Data records for software interfaces

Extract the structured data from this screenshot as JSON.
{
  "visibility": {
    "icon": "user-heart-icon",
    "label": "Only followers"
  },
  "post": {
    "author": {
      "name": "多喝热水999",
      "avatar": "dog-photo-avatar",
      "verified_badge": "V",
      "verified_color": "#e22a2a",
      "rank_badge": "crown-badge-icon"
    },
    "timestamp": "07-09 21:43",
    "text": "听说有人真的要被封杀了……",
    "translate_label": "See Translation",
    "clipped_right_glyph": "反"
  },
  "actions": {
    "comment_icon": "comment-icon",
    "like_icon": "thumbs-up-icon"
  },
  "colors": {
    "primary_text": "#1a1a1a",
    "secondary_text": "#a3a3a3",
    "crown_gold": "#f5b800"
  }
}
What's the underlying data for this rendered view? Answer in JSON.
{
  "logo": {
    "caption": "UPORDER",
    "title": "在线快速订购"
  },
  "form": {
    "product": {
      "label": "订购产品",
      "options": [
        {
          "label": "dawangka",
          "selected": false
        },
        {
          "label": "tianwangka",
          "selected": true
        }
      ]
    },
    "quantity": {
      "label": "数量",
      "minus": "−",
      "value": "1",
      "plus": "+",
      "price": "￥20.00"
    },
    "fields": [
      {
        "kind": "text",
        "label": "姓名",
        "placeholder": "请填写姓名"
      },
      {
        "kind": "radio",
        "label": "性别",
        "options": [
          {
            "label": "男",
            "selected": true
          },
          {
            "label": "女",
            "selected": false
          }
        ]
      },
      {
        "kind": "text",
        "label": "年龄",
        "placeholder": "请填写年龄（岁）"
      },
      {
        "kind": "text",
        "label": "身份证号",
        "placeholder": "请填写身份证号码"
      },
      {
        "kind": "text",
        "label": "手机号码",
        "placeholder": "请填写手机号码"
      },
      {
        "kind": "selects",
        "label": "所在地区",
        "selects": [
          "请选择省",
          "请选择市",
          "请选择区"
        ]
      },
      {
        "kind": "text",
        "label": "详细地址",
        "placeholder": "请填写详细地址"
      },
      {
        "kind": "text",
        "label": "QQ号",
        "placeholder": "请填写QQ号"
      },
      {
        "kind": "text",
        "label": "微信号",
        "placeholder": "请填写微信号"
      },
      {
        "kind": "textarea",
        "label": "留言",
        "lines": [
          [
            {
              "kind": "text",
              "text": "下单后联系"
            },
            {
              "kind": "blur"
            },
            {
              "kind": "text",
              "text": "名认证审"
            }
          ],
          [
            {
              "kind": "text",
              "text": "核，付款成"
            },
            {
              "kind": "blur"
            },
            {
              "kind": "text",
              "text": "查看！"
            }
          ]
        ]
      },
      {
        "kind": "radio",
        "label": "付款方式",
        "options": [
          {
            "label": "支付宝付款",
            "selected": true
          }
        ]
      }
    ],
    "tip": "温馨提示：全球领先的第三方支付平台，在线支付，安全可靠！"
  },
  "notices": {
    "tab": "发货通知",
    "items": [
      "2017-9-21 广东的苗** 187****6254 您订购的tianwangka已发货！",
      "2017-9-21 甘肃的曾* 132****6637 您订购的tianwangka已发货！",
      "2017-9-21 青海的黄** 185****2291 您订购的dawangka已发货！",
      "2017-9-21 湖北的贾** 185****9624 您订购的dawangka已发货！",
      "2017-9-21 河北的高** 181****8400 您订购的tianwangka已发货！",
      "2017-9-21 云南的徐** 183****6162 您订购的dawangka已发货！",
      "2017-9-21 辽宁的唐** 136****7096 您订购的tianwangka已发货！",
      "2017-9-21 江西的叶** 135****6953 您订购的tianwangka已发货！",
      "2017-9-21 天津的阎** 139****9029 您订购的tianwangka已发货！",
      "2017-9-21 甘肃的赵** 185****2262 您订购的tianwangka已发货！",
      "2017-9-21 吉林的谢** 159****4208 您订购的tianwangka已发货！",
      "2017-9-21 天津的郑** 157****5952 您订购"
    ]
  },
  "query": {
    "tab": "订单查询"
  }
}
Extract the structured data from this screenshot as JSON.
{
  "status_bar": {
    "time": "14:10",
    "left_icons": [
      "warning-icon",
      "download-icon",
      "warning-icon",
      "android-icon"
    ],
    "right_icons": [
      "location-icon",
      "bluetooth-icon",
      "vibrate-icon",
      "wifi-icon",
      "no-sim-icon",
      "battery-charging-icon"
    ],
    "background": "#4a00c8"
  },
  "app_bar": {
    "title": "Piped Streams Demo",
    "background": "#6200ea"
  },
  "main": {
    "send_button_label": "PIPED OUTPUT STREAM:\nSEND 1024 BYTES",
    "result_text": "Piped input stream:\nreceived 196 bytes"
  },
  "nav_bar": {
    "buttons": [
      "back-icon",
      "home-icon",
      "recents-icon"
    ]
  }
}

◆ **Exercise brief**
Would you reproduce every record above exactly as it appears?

◆ **Answer to the problem**
Extract the structured data from this screenshot as JSON.
{
  "visibility": {
    "icon": "user-heart-icon",
    "label": "Only followers"
  },
  "post": {
    "author": {
      "name": "多喝热水999",
      "avatar": "dog-photo-avatar",
      "verified_badge": "V",
      "verified_color": "#e22a2a",
      "rank_badge": "crown-badge-icon"
    },
    "timestamp": "07-09 21:43",
    "text": "听说有人真的要被封杀了……",
    "translate_label": "See Translation",
    "clipped_right_glyph": "反"
  },
  "actions": {
    "comment_icon": "comment-icon",
    "like_icon": "thumbs-up-icon"
  },
  "colors": {
    "primary_text": "#1a1a1a",
    "secondary_text": "#a3a3a3",
    "crown_gold": "#f5b800"
  }
}
What's the underlying data for this rendered view? Answer in JSON.
{
  "logo": {
    "caption": "UPORDER",
    "title": "在线快速订购"
  },
  "form": {
    "product": {
      "label": "订购产品",
      "options": [
        {
          "label": "dawangka",
          "selected": false
        },
        {
          "label": "tianwangka",
          "selected": true
        }
      ]
    },
    "quantity": {
      "label": "数量",
      "minus": "−",
      "value": "1",
      "plus": "+",
      "price": "￥20.00"
    },
    "fields": [
      {
        "kind": "text",
        "label": "姓名",
        "placeholder": "请填写姓名"
      },
      {
        "kind": "radio",
        "label": "性别",
        "options": [
          {
            "label": "男",
            "selected": true
          },
          {
            "label": "女",
            "selected": false
          }
        ]
      },
      {
        "kind": "text",
        "label": "年龄",
        "placeholder": "请填写年龄（岁）"
      },
      {
        "kind": "text",
        "label": "身份证号",
        "placeholder": "请填写身份证号码"
      },
      {
        "kind": "text",
        "label": "手机号码",
        "placeholder": "请填写手机号码"
      },
      {
        "kind": "selects",
        "label": "所在地区",
        "selects": [
          "请选择省",
          "请选择市",
          "请选择区"
        ]
      },
      {
        "kind": "text",
        "label": "详细地址",
        "placeholder": "请填写详细地址"
      },
      {
        "kind": "text",
        "label": "QQ号",
        "placeholder": "请填写QQ号"
      },
      {
        "kind": "text",
        "label": "微信号",
        "placeholder": "请填写微信号"
      },
      {
        "kind": "textarea",
        "label": "留言",
        "lines": [
          [
            {
              "kind": "text",
              "text": "下单后联系"
            },
            {
              "kind": "blur"
            },
            {
              "kind": "text",
              "text": "名认证审"
            }
          ],
          [
            {
              "kind": "text",
              "text": "核，付款成"
            },
            {
              "kind": "blur"
            },
            {
              "kind": "text",
              "text": "查看！"
            }
          ]
        ]
      },
      {
        "kind": "radio",
        "label": "付款方式",
        "options": [
          {
            "label": "支付宝付款",
            "selected": true
          }
        ]
      }
    ],
    "tip": "温馨提示：全球领先的第三方支付平台，在线支付，安全可靠！"
  },
  "notices": {
    "tab": "发货通知",
    "items": [
      "2017-9-21 广东的苗** 187****6254 您订购的tianwangka已发货！",
      "2017-9-21 甘肃的曾* 132****6637 您订购的tianwangka已发货！",
      "2017-9-21 青海的黄** 185****2291 您订购的dawangka已发货！",
      "2017-9-21 湖北的贾** 185****9624 您订购的dawangka已发货！",
      "2017-9-21 河北的高** 181****8400 您订购的tianwangka已发货！",
      "2017-9-21 云南的徐** 183****6162 您订购的dawangka已发货！",
      "2017-9-21 辽宁的唐** 136****7096 您订购的tianwangka已发货！",
      "2017-9-21 江西的叶** 135****6953 您订购的tianwangka已发货！",
      "2017-9-21 天津的阎** 139****9029 您订购的tianwangka已发货！",
      "2017-9-21 甘肃的赵** 185****2262 您订购的tianwangka已发货！",
      "2017-9-21 吉林的谢** 159****4208 您订购的tianwangka已发货！",
      "2017-9-21 天津的郑** 157****5952 您订购"
    ]
  },
  "query": {
    "tab": "订单查询"
  }
}
Extract the structured data from this screenshot as JSON.
{
  "status_bar": {
    "time": "14:10",
    "left_icons": [
      "warning-icon",
      "download-icon",
      "warning-icon",
      "android-icon"
    ],
    "right_icons": [
      "location-icon",
      "bluetooth-icon",
      "vibrate-icon",
      "wifi-icon",
      "no-sim-icon",
      "battery-charging-icon"
    ],
    "background": "#4a00c8"
  },
  "app_bar": {
    "title": "Piped Streams Demo",
    "background": "#6200ea"
  },
  "main": {
    "send_button_label": "PIPED OUTPUT STREAM:\nSEND 1024 BYTES",
    "result_text": "Piped input stream:\nreceived 196 bytes"
  },
  "nav_bar": {
    "buttons": [
      "back-icon",
      "home-icon",
      "recents-icon"
    ]
  }
}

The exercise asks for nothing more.